— Function: int snprintf (char *s, size_t size, const char *template, ...)

Preliminary: | MT-Safe locale | AS-Unsafe heap | AC-Unsafe mem | See POSIX Safety Concepts.

The snprintf function is similar to sprintf, except that the size argument specifies the maximum number of characters to produce. The trailing null character is counted towards this limit, so you should allocate at least size characters for the string s. If size is zero, nothing, not even the null byte, shall be written and s may be a null pointer.

The return value is the number of characters which would be generated for the given input, excluding the trailing null. If this value is greater or equal to size, not all characters from the result have been stored in s. You should try again with a bigger output string. Here is an example of doing this:

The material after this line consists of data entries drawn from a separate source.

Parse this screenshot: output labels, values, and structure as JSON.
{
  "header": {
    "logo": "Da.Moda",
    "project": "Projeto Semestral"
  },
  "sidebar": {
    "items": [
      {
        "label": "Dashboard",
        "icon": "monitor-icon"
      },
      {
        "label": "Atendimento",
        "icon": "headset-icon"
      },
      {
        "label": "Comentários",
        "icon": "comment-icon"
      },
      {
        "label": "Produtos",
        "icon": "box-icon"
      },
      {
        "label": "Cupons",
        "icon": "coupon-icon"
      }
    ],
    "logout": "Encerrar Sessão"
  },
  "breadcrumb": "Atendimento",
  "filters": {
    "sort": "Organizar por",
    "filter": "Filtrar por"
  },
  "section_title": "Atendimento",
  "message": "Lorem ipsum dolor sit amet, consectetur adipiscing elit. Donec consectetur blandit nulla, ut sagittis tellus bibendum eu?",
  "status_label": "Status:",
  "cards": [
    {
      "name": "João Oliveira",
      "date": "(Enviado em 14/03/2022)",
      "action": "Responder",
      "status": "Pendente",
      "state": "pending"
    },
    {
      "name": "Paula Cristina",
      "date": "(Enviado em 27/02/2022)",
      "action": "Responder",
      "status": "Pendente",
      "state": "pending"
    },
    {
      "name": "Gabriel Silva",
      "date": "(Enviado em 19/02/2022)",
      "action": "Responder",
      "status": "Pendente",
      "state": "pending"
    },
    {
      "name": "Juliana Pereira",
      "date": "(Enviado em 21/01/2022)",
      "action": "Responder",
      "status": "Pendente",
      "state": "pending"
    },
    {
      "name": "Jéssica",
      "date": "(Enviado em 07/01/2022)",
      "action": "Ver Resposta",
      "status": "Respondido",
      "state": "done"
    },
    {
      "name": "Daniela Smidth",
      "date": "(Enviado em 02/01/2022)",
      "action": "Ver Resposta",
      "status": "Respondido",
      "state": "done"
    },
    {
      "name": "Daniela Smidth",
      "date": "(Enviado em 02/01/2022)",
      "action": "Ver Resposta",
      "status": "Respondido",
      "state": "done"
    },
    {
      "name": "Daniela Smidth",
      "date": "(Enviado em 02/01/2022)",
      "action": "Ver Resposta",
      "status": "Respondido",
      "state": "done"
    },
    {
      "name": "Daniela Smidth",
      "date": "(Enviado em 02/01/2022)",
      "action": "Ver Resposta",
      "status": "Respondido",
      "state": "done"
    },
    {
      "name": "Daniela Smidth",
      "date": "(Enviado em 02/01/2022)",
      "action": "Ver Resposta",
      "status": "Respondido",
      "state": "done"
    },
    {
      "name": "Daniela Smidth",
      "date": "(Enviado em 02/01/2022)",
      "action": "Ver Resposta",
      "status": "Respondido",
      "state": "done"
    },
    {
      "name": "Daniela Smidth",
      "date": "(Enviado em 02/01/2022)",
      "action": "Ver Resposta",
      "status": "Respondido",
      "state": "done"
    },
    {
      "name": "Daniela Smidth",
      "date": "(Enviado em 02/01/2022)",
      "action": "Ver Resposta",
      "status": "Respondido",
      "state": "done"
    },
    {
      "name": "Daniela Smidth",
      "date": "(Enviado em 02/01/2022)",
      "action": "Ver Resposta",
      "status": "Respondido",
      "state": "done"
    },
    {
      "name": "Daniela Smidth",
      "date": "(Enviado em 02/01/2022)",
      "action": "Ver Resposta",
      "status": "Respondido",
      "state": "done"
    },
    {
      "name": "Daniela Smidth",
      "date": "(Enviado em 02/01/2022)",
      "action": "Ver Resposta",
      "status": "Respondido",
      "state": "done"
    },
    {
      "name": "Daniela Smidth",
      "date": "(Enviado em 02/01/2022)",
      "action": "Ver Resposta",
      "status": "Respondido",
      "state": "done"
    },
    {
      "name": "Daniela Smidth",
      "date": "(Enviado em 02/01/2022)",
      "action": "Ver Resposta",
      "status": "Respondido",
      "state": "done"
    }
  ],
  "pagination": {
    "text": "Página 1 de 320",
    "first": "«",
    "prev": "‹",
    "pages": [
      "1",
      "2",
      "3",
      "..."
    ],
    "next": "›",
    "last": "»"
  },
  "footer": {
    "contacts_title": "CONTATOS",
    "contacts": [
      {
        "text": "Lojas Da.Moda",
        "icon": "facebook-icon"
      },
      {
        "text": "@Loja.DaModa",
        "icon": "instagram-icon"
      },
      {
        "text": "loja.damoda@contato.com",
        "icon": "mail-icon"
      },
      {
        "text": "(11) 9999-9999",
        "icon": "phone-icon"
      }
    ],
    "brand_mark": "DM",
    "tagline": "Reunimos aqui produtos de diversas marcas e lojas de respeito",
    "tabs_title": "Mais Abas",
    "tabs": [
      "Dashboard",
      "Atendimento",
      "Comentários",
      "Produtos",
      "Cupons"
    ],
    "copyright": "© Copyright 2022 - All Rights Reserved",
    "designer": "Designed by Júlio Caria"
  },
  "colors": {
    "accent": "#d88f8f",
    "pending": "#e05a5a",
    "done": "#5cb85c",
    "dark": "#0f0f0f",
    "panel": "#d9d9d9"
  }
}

          /* Construct a message describing the value of a variable
             whose name is name and whose value is value. */
          char *
          make_message (char *name, char *value)
          {
            /* Guess we need no more than 100 chars of space. */
            int size = 100;
            char *buffer = (char *) xmalloc (size);
            int nchars;
            if (buffer == NULL)
              return NULL;
          
           /* Try to print in the allocated space. */
            nchars = snprintf (buffer, size, "value of %s is %s",
          		     name, value);
            if (nchars >= size)
              {
                /* Reallocate buffer now that we know
          	 how much space is needed. */
                size = nchars + 1;
                buffer = (char *) xrealloc (buffer, size);
          
                if (buffer != NULL)
          	/* Try again. */
          	snprintf (buffer, size, "value of %s is %s",
          		  name, value);
              }
            /* The last call worked, return the string. */
            return buffer;
          }

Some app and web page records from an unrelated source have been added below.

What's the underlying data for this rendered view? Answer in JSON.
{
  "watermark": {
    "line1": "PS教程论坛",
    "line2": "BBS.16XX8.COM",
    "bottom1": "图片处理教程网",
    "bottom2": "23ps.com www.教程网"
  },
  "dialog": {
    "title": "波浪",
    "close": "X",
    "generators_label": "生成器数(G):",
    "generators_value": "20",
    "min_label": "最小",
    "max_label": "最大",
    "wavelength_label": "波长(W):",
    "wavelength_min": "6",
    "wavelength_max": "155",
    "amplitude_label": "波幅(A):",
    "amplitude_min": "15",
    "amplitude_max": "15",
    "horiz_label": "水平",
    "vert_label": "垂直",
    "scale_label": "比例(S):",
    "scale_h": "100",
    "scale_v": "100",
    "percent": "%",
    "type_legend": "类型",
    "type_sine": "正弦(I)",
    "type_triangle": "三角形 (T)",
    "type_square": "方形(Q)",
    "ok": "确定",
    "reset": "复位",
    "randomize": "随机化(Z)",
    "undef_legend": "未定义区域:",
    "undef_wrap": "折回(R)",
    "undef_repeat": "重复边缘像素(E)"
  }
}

In practice, it is often easier just to use asprintf, below.

Attention: In versions of the GNU C Library prior to 2.1 the return value is the number of characters stored, not including the terminating null; unless there was not enough space in s to store the result in which case -1 is returned. This was changed in order to comply with the ISO C99 standard.